======== DATA RECORDS
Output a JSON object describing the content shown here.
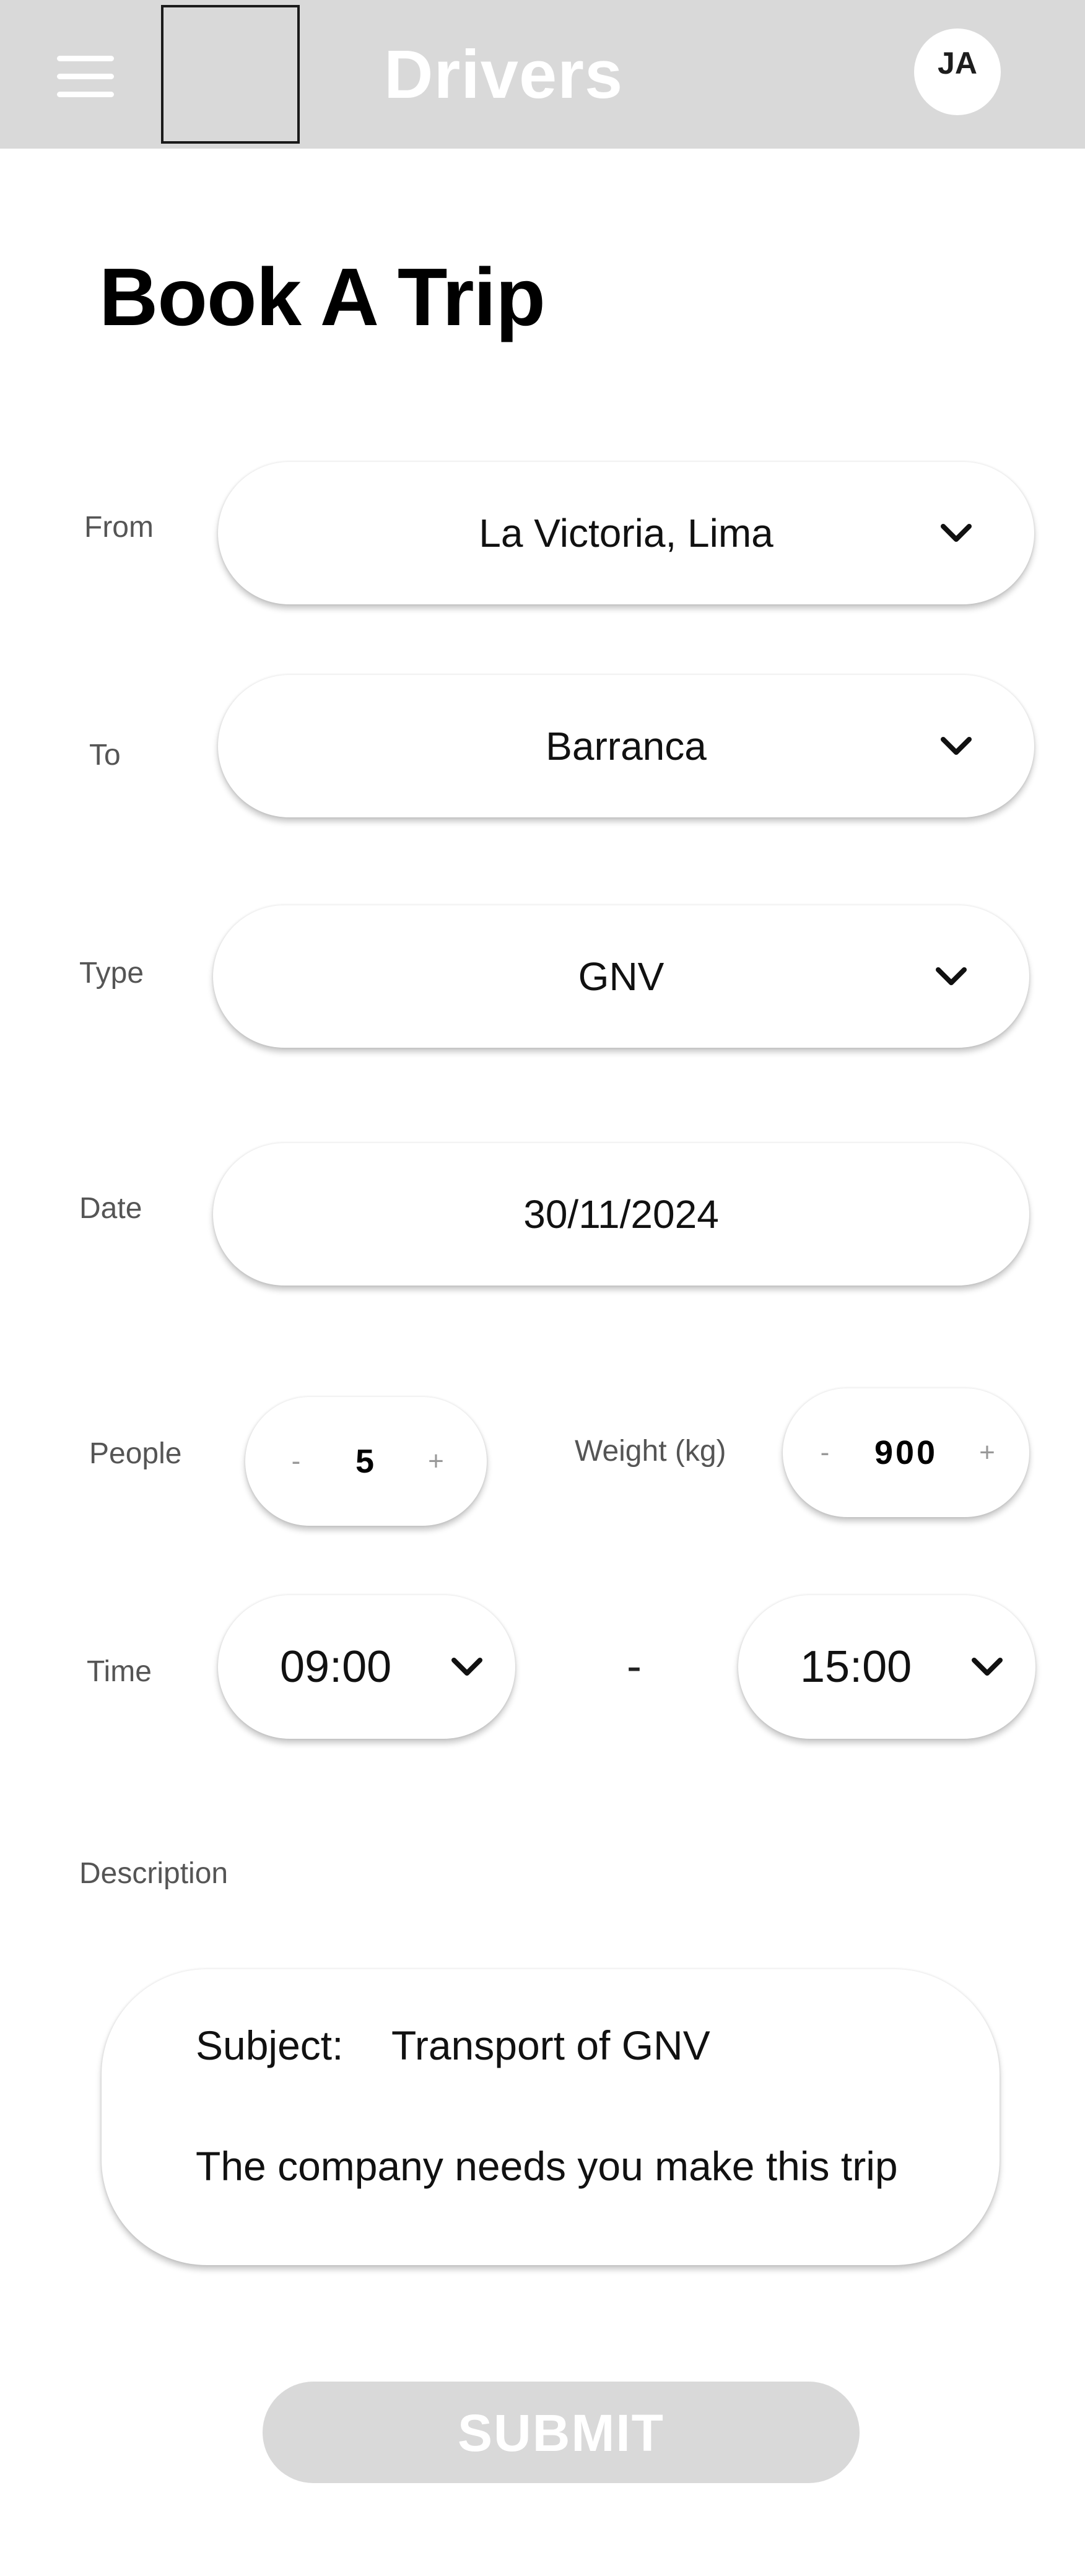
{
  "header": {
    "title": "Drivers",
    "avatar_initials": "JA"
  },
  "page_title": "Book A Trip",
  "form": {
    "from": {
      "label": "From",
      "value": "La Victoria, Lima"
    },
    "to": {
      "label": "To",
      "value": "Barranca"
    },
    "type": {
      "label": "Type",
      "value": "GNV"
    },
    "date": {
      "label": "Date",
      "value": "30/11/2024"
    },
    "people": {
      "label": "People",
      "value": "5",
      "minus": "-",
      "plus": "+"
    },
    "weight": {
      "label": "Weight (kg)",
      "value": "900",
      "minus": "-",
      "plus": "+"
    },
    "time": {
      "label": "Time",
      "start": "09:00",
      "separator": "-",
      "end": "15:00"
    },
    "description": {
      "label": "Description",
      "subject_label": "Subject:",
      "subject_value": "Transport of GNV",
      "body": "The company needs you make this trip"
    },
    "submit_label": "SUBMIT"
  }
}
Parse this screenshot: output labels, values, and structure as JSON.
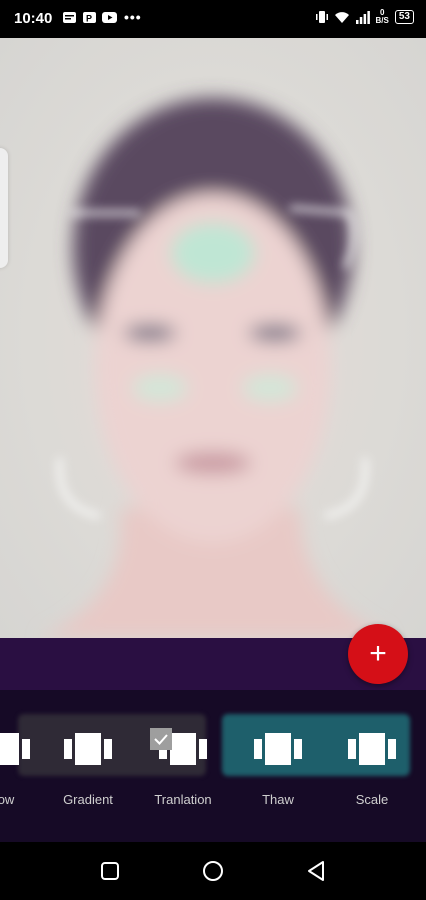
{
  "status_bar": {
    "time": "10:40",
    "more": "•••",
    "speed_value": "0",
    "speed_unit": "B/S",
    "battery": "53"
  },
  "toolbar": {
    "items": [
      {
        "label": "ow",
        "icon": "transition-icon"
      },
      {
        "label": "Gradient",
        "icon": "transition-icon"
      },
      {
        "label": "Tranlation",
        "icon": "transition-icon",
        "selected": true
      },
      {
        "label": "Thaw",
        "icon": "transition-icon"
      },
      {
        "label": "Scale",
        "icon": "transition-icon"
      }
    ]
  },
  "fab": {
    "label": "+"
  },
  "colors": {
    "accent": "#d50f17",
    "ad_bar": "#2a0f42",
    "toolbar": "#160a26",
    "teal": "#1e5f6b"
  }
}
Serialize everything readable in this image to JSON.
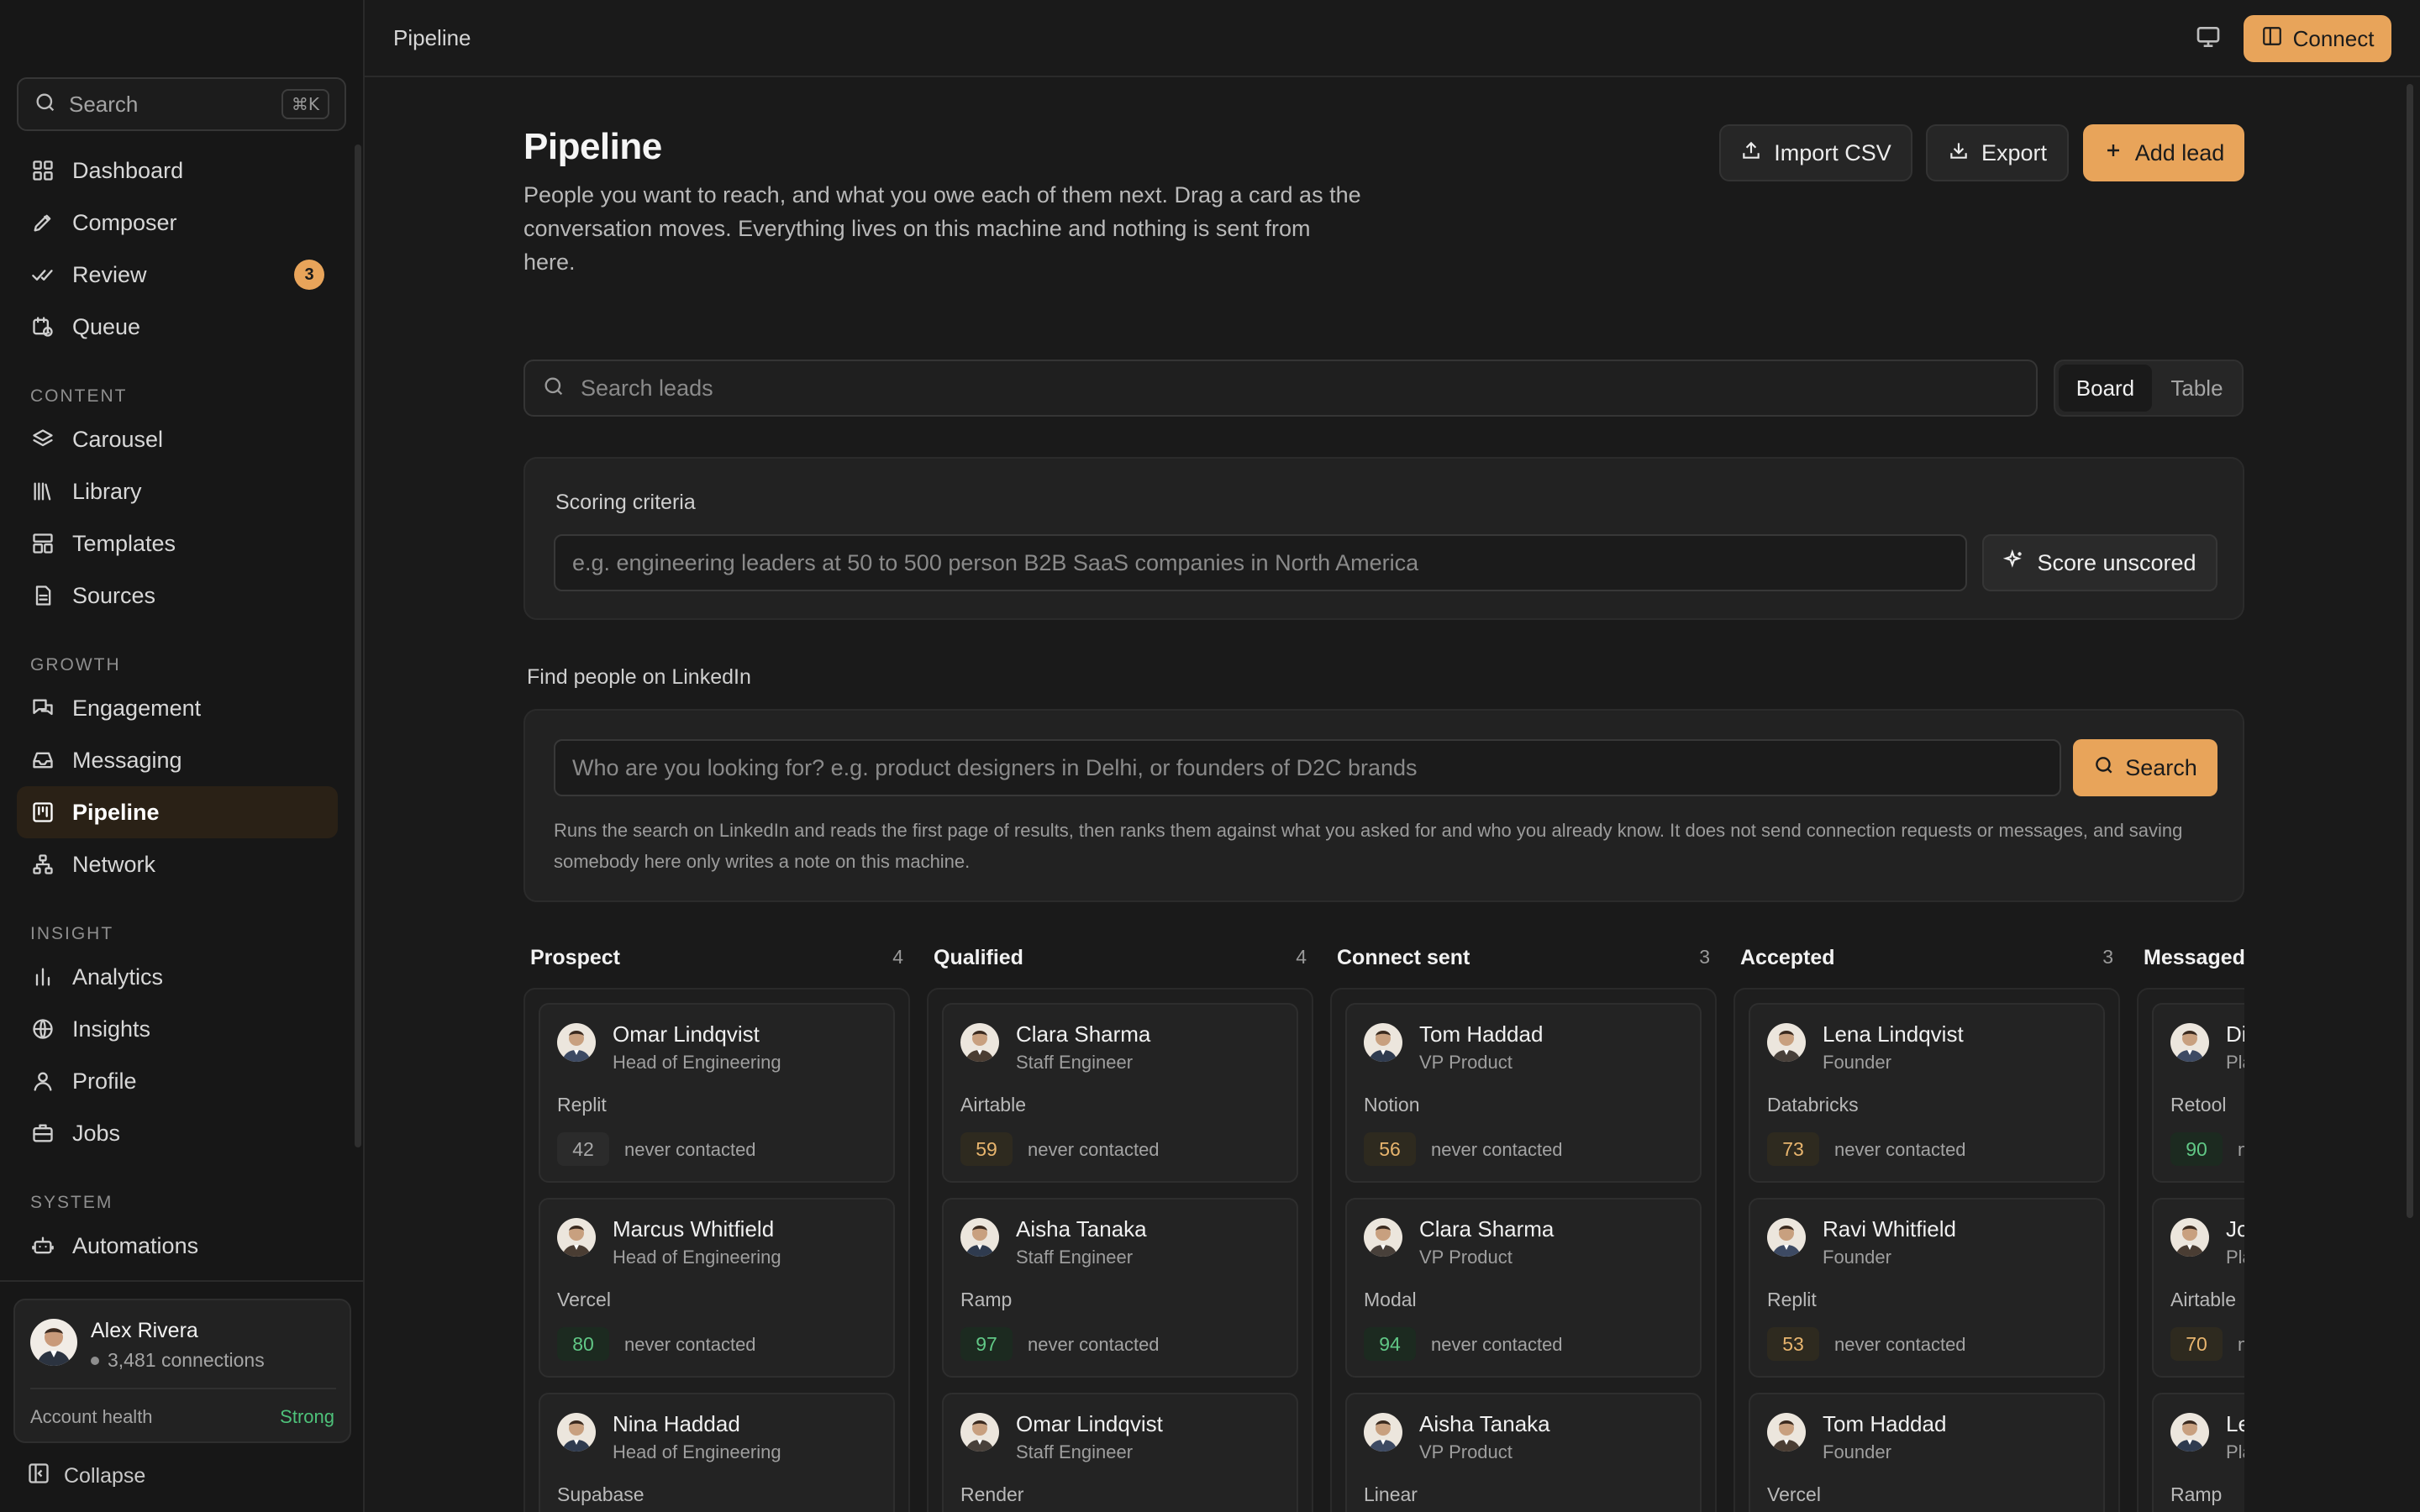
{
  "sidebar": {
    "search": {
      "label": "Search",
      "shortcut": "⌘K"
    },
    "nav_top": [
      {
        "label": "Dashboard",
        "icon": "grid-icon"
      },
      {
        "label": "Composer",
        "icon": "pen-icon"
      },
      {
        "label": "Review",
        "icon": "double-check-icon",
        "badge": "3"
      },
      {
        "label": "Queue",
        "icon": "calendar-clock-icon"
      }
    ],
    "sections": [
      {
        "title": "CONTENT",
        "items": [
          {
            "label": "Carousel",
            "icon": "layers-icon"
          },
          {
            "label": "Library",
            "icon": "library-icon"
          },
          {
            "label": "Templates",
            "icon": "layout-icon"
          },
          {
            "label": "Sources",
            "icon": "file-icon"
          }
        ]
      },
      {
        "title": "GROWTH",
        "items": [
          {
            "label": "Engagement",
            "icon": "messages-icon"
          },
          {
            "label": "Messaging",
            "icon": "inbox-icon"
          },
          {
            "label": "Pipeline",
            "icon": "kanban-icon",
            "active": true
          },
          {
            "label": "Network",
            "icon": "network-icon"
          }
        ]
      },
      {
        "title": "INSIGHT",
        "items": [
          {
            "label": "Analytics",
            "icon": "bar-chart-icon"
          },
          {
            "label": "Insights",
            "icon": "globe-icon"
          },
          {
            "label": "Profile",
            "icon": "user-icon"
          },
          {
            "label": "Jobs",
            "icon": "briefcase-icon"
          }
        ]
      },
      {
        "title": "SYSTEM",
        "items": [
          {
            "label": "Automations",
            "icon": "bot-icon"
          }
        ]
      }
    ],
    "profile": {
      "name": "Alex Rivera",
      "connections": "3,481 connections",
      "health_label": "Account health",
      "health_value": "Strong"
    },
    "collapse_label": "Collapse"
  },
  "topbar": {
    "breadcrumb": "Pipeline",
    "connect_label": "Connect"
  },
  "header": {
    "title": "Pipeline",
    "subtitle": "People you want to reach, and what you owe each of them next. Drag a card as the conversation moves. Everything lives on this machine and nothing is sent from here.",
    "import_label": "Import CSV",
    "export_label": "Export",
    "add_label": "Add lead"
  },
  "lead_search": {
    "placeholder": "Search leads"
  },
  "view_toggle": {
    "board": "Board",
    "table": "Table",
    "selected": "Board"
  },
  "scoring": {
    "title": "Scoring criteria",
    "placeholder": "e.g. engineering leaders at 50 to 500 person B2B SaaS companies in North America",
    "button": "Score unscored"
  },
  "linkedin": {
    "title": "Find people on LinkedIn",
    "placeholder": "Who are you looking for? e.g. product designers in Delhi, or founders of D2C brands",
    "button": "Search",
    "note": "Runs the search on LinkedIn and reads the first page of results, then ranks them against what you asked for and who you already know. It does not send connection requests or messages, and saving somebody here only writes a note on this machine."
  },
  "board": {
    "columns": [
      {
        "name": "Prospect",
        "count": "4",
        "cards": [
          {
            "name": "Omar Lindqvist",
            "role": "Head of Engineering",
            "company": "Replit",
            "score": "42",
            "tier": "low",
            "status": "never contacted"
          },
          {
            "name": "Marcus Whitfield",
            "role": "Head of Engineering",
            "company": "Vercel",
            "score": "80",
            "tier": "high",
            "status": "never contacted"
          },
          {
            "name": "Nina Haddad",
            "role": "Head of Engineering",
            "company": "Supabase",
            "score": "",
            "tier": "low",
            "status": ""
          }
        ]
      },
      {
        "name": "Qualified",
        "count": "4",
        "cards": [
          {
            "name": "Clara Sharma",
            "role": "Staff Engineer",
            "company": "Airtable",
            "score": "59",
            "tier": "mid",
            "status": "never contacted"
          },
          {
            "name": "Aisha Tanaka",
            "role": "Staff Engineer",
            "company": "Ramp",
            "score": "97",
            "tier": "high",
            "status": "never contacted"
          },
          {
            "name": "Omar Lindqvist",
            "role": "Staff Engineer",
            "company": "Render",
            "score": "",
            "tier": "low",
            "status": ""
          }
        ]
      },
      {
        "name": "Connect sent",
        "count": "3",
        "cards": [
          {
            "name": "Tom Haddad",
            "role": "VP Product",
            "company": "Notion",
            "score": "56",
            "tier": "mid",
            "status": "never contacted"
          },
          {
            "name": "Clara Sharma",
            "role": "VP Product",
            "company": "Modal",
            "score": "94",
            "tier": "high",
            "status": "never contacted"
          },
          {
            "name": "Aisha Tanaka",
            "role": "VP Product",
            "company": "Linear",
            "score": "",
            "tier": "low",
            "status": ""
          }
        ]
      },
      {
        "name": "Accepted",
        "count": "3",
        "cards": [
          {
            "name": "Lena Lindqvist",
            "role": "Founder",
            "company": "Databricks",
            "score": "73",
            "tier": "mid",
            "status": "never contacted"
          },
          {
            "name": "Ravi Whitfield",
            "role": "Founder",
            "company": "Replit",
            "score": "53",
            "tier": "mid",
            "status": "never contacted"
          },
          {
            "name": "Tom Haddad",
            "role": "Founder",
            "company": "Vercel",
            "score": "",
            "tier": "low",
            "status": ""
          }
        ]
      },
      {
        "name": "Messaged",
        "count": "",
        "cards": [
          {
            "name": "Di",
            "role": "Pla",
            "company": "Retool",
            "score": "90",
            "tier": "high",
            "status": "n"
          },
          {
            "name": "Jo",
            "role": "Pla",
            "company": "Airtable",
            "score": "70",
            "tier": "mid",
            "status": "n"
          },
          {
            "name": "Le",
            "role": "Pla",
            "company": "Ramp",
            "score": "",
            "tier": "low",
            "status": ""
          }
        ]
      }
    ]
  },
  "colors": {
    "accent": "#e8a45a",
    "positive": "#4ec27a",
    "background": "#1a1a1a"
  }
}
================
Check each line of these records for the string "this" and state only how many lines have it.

5